And I find it very hard to focus on the work I should be doing and the real life going on around me. I have actually started to "reward" myself. If I send this work email, I get a little Twitter or Facebook break. It's not healthy.
So I tried a digital detox, a total break from the online world, for the best part of a week. The rules are simple. No time online unless it is strictly work-related. My phone would be used only for making or taking calls.
And it was a small revelation. There is a buzz-phrase used by those who study this area, they talk about the "Heads-Down Generation".
We spend a large portion of our lives crouched over tiny screens, giving all of our attention to the virtual world. You see people on buses watching TV, catching up on the latest goals from the Premier League or feeding into their social media.
On a bus trip into town, I sat right at the front on the top deck and kept my phone, for once, in my pocket. I looked out on the world. I wandered into a newsagent to get my favourite classic car magazine and spent a lovely half-hour over a coffee, with the feel of glossy pages in my hands rather than the cold metal and harsh, glaring screen of a device.
I still buy a newspaper most days, it's a good habit I don't think any grown-up should get out of. And to be honest, I started to feel a sense of superiority over the poor, enslaved sheep around me, flicking away on their screens. The fools!
At home, I read a book or listened to the radio. Or just sat in splendid isolation.
Technology, however, is changing our lives in ways that we are only beginning to understand.
A new report by Public Health England found that excessive "screen time" -more than four hours a day - was linked to anxiety and depression in children.
Face-to-face time, actually talking to friends and family, reduced anxiety.
However, 70pc of those aged 16-24 surveyed say they now prefer to text rather than talk. The more "connected" we become, the less human interaction we have. We are building digital walls around ourselves.

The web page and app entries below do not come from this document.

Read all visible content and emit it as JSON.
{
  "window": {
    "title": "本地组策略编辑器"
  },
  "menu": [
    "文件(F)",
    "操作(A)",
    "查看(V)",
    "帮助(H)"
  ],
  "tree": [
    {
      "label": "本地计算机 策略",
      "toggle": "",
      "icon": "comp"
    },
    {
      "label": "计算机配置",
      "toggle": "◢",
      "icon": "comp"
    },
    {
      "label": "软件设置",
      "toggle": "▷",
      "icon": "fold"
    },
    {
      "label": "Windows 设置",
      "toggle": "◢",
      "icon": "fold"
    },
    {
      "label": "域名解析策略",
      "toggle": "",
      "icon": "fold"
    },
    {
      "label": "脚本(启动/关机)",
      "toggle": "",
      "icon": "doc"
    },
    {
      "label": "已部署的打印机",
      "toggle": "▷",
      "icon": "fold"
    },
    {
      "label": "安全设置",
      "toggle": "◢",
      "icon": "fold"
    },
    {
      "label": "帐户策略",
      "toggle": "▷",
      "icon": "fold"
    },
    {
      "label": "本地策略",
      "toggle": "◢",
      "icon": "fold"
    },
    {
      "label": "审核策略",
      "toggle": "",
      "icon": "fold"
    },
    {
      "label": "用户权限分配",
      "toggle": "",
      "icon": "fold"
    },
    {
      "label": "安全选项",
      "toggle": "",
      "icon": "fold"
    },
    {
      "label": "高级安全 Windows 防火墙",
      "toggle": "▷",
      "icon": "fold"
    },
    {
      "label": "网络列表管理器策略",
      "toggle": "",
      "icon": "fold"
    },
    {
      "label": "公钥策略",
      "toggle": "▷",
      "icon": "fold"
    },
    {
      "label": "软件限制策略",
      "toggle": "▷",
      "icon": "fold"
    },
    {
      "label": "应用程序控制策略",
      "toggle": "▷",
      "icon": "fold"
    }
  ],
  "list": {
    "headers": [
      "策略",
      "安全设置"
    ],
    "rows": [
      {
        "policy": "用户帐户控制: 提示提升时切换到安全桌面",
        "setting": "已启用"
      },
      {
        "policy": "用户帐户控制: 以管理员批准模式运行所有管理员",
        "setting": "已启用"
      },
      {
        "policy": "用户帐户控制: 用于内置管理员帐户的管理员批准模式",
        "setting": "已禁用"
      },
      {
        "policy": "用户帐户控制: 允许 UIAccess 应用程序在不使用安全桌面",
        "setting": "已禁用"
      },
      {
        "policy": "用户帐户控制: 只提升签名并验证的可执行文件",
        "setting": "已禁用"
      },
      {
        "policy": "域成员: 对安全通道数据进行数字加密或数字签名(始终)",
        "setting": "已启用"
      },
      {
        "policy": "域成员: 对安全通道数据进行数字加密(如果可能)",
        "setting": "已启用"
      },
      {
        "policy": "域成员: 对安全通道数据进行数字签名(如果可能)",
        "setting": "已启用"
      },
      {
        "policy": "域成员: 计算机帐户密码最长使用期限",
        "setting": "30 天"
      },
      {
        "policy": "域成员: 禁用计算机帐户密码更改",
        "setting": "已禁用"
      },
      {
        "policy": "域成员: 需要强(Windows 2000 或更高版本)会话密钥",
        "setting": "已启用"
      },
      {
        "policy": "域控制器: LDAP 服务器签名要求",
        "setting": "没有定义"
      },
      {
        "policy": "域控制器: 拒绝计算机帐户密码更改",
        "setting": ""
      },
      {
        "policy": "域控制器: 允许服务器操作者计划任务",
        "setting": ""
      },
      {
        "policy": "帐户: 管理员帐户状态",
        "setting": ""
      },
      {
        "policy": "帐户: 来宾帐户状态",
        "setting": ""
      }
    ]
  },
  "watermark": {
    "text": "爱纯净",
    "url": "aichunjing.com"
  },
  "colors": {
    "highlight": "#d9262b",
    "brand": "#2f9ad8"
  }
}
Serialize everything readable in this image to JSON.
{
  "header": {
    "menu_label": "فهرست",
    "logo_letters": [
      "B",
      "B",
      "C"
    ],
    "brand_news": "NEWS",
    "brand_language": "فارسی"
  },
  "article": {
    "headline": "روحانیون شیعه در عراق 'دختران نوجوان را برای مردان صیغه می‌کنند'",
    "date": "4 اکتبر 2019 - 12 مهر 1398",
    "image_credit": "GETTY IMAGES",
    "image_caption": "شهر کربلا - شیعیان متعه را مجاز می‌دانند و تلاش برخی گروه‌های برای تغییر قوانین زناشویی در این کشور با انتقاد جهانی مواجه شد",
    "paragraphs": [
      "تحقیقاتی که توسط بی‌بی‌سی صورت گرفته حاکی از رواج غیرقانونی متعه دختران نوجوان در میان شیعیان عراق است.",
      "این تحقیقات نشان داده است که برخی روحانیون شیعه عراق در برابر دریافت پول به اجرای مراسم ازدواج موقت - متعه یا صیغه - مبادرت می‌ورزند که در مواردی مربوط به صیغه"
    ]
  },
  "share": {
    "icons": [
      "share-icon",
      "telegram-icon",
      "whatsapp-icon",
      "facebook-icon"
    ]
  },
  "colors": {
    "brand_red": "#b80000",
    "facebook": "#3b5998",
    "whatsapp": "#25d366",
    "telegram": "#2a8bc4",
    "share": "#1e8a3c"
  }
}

I won't get out of the Twitter habit. For me, it's like a giant pub conversation, with all that this entails. You chat with the witty and the dumb, the interesting and the fascinatingly mundane. Like many, I have largely got out of the Facebook habit, but I still use it to keep in contact with the many who have left Ireland.
I'll always be an information and opinion junkie with lots to say. It's just the way I am wired.
But from now on, I plan regular digital detoxes. It's good for the soul and highly recommended. And I vow to go through life more heads up than down.
We're spending hours on our phones every day
The latest major study for the UK and Ireland found the average adult spends 43 hours a month online.
That may not sound like a lot. However, if you use a desktop in work, stare at your smartphone on your commute and then watch TV when you get home, you could be spending up to nine hours a day looking at a screen.
We are now multi-device users and the way we live our increasingly connected lives is also changing.
• Social Media is now the top internet activity. A survey of US adults who were regularly online found that social- media sites such as Facebook and Twitter consumed the lion's share of their time, with email trailing in second.
• Mobile - 60pc of social-media time is spent not on desktops but on smartphones and tablets.
• Facebook beats Twitter - Despite growing evidence of 'Facebook Fatigue', it still attracts seven times the engagement that Twitter does when judged on mobile and desktop usage per user.